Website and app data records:

%%

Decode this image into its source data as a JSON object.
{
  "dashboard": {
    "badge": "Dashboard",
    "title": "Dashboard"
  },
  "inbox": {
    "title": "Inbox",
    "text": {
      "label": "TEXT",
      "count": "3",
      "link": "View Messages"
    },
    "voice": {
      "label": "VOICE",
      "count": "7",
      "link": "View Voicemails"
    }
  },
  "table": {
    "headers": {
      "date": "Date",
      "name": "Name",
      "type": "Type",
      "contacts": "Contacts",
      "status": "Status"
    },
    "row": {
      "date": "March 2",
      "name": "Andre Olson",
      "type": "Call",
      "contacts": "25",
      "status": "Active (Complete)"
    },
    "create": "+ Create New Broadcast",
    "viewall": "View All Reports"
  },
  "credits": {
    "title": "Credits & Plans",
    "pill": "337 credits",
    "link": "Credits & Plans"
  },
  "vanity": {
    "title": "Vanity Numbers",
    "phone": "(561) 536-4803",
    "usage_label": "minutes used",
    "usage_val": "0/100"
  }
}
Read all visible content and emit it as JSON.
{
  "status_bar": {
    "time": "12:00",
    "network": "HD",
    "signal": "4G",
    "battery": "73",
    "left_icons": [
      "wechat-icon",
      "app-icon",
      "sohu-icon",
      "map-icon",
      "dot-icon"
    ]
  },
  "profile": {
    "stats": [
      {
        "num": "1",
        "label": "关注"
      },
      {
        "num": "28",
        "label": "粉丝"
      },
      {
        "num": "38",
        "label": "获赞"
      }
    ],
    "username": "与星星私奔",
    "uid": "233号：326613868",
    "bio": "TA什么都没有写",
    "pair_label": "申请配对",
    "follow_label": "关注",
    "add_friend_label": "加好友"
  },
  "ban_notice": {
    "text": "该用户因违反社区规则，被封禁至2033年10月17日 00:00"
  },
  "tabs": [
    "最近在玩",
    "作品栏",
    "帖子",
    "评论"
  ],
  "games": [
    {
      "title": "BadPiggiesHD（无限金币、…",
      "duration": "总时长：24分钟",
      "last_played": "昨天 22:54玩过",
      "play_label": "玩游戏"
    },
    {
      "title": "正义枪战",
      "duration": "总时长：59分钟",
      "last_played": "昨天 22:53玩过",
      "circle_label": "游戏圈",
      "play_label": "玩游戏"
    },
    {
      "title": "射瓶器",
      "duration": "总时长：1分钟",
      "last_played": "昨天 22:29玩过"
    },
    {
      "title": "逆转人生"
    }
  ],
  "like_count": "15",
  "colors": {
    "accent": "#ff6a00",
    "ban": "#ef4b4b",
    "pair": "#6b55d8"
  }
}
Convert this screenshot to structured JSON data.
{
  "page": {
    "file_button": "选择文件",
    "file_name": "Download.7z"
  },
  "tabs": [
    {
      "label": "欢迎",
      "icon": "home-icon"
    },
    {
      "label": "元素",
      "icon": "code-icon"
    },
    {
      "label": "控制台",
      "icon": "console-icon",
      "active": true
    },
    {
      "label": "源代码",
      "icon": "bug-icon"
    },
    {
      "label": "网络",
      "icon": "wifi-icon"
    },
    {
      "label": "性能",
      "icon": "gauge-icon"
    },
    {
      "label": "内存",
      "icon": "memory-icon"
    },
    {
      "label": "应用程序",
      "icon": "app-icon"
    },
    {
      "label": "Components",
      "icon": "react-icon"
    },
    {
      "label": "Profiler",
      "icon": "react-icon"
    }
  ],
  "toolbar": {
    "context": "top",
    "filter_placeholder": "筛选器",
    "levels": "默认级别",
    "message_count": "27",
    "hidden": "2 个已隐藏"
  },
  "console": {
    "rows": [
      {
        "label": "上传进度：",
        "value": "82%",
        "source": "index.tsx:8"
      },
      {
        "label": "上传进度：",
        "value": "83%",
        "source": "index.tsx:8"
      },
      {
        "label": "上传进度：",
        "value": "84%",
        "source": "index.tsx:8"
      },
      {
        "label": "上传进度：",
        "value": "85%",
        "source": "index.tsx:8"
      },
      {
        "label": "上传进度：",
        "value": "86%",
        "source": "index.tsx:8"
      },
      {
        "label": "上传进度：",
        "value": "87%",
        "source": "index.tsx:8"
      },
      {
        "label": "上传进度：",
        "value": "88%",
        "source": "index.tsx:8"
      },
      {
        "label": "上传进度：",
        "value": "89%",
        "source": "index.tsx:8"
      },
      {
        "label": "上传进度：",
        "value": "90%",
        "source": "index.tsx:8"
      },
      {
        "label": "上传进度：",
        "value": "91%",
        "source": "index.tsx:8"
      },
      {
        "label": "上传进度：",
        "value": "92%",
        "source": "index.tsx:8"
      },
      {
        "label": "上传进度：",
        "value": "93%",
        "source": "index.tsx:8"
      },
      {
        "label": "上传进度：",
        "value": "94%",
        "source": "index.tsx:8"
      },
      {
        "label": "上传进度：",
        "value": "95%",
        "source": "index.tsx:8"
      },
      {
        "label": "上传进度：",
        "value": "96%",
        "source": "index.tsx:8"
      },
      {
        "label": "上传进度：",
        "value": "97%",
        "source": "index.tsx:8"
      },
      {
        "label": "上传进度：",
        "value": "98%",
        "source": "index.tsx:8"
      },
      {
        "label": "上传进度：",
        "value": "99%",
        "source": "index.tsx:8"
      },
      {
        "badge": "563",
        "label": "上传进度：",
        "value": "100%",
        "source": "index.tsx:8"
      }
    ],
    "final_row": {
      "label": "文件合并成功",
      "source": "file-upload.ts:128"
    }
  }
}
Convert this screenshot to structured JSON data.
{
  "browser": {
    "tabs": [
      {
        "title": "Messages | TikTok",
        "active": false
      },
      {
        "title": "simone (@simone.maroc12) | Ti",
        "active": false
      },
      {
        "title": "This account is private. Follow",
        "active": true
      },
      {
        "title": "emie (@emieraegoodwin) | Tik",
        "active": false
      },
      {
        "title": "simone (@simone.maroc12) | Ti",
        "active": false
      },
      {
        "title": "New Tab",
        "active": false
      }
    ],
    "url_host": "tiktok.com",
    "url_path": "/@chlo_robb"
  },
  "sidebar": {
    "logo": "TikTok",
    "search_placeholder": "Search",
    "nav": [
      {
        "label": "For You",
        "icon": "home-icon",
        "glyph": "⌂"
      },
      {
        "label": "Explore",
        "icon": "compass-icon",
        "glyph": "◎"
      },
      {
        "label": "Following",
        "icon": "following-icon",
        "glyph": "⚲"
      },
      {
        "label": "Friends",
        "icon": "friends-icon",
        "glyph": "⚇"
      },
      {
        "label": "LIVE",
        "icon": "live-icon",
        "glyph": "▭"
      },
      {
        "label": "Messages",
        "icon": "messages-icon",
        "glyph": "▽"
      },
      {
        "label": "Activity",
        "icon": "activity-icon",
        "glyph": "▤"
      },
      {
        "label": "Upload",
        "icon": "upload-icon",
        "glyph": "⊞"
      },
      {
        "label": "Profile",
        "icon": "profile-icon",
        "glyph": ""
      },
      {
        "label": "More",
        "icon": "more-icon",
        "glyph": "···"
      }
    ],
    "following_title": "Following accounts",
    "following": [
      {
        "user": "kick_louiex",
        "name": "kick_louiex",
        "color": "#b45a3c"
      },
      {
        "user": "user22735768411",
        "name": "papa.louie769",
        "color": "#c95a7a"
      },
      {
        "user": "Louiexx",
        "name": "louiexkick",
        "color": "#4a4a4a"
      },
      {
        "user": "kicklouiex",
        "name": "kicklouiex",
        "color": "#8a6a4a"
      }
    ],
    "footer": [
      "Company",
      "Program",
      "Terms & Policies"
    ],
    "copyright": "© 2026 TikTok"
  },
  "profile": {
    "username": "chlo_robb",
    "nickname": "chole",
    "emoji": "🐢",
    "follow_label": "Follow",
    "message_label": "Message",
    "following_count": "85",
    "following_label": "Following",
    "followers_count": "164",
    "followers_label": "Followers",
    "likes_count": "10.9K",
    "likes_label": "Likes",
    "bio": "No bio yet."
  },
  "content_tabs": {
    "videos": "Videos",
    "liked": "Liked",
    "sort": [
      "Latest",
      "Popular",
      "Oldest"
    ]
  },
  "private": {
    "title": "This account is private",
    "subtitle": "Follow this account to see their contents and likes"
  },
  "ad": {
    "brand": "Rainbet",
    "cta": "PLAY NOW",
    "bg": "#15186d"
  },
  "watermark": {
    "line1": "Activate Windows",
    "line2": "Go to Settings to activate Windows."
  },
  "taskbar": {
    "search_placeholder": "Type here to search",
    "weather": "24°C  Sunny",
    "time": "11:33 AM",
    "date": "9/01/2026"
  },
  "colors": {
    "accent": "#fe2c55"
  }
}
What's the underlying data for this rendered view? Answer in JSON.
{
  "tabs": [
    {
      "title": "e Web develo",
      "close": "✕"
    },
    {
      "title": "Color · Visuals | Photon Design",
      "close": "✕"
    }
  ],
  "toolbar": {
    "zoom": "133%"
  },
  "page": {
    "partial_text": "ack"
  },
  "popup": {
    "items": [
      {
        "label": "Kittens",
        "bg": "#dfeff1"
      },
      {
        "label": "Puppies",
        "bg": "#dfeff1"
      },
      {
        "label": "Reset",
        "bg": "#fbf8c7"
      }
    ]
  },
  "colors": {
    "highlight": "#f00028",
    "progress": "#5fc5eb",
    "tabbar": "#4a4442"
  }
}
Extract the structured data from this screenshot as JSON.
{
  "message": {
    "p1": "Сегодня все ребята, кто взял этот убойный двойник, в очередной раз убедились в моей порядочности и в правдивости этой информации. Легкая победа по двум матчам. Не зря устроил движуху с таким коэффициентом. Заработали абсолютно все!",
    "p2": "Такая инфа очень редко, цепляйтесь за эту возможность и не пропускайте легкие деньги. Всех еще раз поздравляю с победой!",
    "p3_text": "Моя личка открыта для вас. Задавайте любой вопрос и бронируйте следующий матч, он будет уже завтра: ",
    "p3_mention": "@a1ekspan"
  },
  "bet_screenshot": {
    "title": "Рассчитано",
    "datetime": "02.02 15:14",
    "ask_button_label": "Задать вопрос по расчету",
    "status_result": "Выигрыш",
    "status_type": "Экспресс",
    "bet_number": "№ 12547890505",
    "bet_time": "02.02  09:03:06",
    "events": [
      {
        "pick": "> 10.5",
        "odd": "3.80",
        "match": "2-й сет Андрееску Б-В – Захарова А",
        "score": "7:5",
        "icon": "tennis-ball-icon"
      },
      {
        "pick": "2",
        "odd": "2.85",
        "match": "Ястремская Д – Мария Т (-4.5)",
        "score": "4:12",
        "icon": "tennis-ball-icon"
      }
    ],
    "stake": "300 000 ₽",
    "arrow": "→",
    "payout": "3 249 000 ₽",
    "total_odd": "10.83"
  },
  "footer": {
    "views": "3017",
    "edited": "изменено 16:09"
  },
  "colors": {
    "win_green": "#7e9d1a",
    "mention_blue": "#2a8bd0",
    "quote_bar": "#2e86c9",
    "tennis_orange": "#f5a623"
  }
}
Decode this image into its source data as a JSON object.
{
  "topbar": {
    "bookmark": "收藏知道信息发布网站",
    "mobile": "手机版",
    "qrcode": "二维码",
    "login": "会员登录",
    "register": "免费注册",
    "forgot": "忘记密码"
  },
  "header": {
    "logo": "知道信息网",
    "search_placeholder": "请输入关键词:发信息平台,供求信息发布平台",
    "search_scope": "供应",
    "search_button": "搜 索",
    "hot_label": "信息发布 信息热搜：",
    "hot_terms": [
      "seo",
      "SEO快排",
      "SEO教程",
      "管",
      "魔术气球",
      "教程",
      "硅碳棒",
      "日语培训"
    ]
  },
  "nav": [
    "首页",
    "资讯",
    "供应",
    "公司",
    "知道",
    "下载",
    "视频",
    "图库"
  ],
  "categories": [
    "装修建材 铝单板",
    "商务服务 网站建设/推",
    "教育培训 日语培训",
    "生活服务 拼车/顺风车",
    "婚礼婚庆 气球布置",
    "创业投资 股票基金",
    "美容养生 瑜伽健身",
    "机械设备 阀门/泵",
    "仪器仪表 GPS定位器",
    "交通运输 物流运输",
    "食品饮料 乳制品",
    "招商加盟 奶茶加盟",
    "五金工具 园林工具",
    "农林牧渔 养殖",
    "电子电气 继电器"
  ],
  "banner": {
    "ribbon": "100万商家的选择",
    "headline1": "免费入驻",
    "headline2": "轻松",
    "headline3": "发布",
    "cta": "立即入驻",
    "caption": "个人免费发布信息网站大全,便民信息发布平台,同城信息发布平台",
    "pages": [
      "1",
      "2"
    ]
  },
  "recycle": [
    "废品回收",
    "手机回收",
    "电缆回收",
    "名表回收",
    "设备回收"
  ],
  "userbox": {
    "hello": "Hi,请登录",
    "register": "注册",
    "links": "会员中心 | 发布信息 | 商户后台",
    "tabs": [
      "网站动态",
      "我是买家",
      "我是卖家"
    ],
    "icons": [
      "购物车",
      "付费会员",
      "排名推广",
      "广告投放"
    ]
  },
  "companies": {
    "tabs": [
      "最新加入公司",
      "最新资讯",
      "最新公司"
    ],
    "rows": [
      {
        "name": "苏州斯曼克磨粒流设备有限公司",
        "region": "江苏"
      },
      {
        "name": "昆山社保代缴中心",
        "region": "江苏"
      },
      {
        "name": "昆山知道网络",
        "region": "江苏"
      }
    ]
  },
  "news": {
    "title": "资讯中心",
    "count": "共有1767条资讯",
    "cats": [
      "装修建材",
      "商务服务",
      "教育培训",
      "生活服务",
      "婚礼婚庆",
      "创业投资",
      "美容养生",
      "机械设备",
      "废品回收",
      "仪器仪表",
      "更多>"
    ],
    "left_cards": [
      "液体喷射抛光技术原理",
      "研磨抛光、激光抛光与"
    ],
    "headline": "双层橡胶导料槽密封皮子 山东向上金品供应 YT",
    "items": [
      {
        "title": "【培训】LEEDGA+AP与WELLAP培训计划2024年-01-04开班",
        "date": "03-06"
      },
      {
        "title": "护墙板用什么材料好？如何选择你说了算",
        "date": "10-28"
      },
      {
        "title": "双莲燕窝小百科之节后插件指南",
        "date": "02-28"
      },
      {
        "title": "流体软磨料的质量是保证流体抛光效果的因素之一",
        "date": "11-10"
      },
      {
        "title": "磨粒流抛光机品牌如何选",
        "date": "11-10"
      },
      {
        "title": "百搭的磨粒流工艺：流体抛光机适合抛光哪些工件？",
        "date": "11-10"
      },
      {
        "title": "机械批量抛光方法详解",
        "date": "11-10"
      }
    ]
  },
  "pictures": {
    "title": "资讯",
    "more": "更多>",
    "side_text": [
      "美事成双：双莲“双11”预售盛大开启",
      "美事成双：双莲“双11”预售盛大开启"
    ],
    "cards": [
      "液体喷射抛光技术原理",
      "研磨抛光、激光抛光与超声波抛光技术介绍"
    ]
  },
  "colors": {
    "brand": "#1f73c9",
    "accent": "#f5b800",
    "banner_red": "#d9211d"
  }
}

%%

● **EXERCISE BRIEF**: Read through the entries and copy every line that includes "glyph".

● **EXERCISE SOLUTION**:
        "glyph": "⌂"
        "glyph": "◎"
        "glyph": "⚲"
        "glyph": "⚇"
        "glyph": "▭"
        "glyph": "▽"
        "glyph": "▤"
        "glyph": "⊞"
        "glyph": ""
        "glyph": "···"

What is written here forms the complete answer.